Mandatory retirement and you
There are only 650 days until my friend turns 65. Until recently, he was counting down the days until he’d be forced to leave his job. But when his firm changed its policy of mandatory retirement, he suddenly faced a whole new set of options.
If he retires at 65 as originally planned, does that imply he’s just lazy? If he continues to work, does it mean he’s a poor financial planner? And because he’s always been concerned about exactly how long his retirement savings will last, should he think about staying at his current job a bit longer or perhaps applying to work part-time at the local big box hardware store?
Less than 50 per cent of Canadians are members of a company pension plan. Individuals who have a defined benefit plan – where their pension benefit is based on salary and/or years of service – often see retirement as deferred income and their reward for having put up with the job for decades.

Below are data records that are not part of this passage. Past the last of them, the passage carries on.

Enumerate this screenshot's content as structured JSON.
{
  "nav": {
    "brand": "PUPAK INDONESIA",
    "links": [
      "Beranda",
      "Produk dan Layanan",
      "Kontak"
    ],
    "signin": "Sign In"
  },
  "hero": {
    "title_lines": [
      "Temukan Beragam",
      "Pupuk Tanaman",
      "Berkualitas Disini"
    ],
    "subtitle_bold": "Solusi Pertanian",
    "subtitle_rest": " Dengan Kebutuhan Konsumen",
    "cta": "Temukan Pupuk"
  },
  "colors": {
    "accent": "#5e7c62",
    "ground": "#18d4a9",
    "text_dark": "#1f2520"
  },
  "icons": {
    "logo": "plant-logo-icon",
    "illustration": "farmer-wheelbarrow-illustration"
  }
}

Others who have a company pension plan based on a defined contribution plan – where their pension is based on the value of their savings and earned investment income – might view retirement as beingut out to pasture.

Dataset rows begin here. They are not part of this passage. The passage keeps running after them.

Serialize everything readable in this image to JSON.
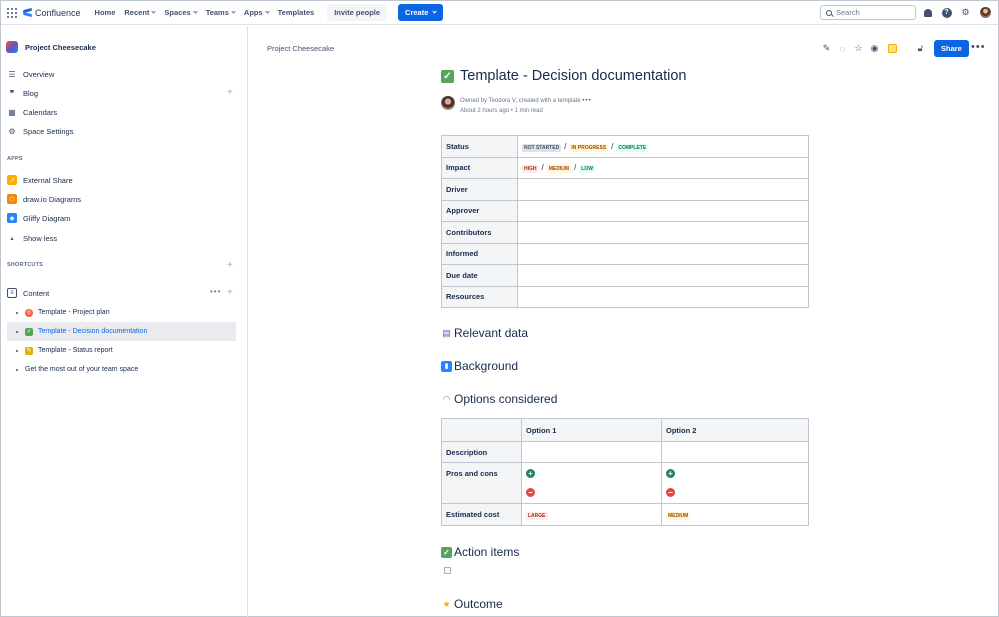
{
  "topbar": {
    "brand": "Confluence",
    "nav": [
      "Home",
      "Recent",
      "Spaces",
      "Teams",
      "Apps",
      "Templates"
    ],
    "invite": "Invite people",
    "create": "Create",
    "search_placeholder": "Search"
  },
  "sidebar": {
    "space_name": "Project Cheesecake",
    "main_items": [
      "Overview",
      "Blog",
      "Calendars",
      "Space Settings"
    ],
    "apps_heading": "APPS",
    "apps": [
      "External Share",
      "draw.io Diagrams",
      "Gliffy Diagram"
    ],
    "show_less": "Show less",
    "shortcuts_heading": "SHORTCUTS",
    "content_label": "Content",
    "tree": [
      "Template - Project plan",
      "Template - Decision documentation",
      "Template - Status report",
      "Get the most out of your team space"
    ]
  },
  "page": {
    "breadcrumb": "Project Cheesecake",
    "share": "Share",
    "title": "Template - Decision documentation",
    "byline1": "Owned by Teodora V, created with a template",
    "byline2": "About 2 hours ago • 1 min read",
    "props": {
      "status_label": "Status",
      "status_values": [
        "NOT STARTED",
        "IN PROGRESS",
        "COMPLETE"
      ],
      "impact_label": "Impact",
      "impact_values": [
        "HIGH",
        "MEDIUM",
        "LOW"
      ],
      "rows": [
        "Driver",
        "Approver",
        "Contributors",
        "Informed",
        "Due date",
        "Resources"
      ]
    },
    "headings": {
      "relevant": "Relevant data",
      "background": "Background",
      "options": "Options considered",
      "actions": "Action items",
      "outcome": "Outcome"
    },
    "options_table": {
      "col1": "Option 1",
      "col2": "Option 2",
      "description": "Description",
      "pros_cons": "Pros and cons",
      "cost": "Estimated cost",
      "cost1": "LARGE",
      "cost2": "MEDIUM"
    }
  },
  "colors": {
    "primary": "#0c66e4",
    "lozenge_grey": "#dfe1e6",
    "lozenge_blue_text": "#0055cc",
    "lozenge_red_bg": "#ffebe6",
    "lozenge_red_text": "#ae2a19",
    "lozenge_yellow_bg": "#fff7d6",
    "lozenge_yellow_text": "#a54800",
    "lozenge_green_bg": "#dcfff1",
    "lozenge_green_text": "#216e4e"
  }
}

And the rest who are responsible for securing their own retirement income using government benefits, investment income, RRIFs and other sources of income may feel retirement comes far too early.

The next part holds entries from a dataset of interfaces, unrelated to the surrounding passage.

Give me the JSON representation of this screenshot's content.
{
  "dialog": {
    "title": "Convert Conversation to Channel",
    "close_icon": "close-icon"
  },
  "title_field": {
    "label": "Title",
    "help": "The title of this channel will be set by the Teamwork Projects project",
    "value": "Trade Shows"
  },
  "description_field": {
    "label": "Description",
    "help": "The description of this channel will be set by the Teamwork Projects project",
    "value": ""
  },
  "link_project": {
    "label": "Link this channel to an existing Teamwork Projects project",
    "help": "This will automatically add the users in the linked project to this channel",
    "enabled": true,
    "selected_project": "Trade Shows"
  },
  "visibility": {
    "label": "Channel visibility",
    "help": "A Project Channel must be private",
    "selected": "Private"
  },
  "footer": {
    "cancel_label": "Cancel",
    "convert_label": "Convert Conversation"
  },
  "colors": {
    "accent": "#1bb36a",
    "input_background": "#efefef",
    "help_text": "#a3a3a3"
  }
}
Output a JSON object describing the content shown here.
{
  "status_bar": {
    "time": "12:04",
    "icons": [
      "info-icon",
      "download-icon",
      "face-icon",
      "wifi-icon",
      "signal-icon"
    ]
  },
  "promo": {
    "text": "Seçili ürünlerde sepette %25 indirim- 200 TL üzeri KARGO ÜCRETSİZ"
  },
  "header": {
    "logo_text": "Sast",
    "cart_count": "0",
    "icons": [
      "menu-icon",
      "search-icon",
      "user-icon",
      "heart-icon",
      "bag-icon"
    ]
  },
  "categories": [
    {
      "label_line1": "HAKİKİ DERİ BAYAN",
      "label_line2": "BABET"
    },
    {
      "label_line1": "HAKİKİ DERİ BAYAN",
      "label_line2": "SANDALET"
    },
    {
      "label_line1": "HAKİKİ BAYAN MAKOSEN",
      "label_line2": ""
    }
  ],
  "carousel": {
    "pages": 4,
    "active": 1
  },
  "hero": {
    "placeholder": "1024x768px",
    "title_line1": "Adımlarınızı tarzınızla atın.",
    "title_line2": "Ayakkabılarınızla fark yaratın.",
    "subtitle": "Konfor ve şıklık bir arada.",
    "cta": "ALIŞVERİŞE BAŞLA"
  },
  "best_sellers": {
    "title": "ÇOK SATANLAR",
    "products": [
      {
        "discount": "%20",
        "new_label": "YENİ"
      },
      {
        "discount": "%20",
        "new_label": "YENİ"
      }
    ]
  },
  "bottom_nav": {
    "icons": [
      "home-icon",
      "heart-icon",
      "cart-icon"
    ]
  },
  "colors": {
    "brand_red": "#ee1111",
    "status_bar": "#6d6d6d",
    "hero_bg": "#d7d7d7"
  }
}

Why abolish mandatory retirement?
There are a number of reasons for eliminating mandatory retirement at 65.
• Canada’s projected labour shortage.
• Government may wish to push the start age for CPP from 65 up to 67 or 69 in the future.
• Those who have not saved enough to retire can continue working.
• Those who are healthy and want to work after age 65 can do so.
• To avoid any human rights violation.
When can you retire?
When you can retire depends on calculating both your projected expenses and the guaranteed income you expect (from pension, CPP, OAS, annuity, etc.) along with any income that is not guaranteed. Some people feel more comfortable in retirement if they can guarantee a certain amount of their retirement income – almost like creating their own monthly pension.
Your financial adviser should be willing to prepare multiple retirement projections to help you make your decision. A retirement projection uses many assumptions to help you understand when you can afford to retire. Even a slight change in one assumption will affect your retirement date and/or your retirement income.
When do you want to retire?
Money alone is not enough to guarantee you will enjoy your retirement although it helps. The real question is what do you see yourself doing for the next 20 years or so? Without work, retirees look to structure their day with activities such as fitness training, volunteering, travelling or spending time with family and friends. Those who seem to be the happiest have created structure and activities to their days aimed at keeping the body and mind active.
Something to fall back on
Traditional retirement planning assumes individuals will retire at age 65. Many unions and employment contracts continue to assume retirement occurs at 65. From the employee surveys I have seen, most of those close to retirement still intend to retire as planned. Of course, if you already have a target date in mind, why would you change that date just because governments no longer set a mandatory age?
However, the elimination of mandatory retirement will give individuals who are already retired – or about to retire – a safety net. If their expenses increase or their investments don’t grow as expected, they can always return to work, even part-time, as long as they have their health. This alone might give politicians sufficient reason to consider abolishing the practice of mandatory retirement.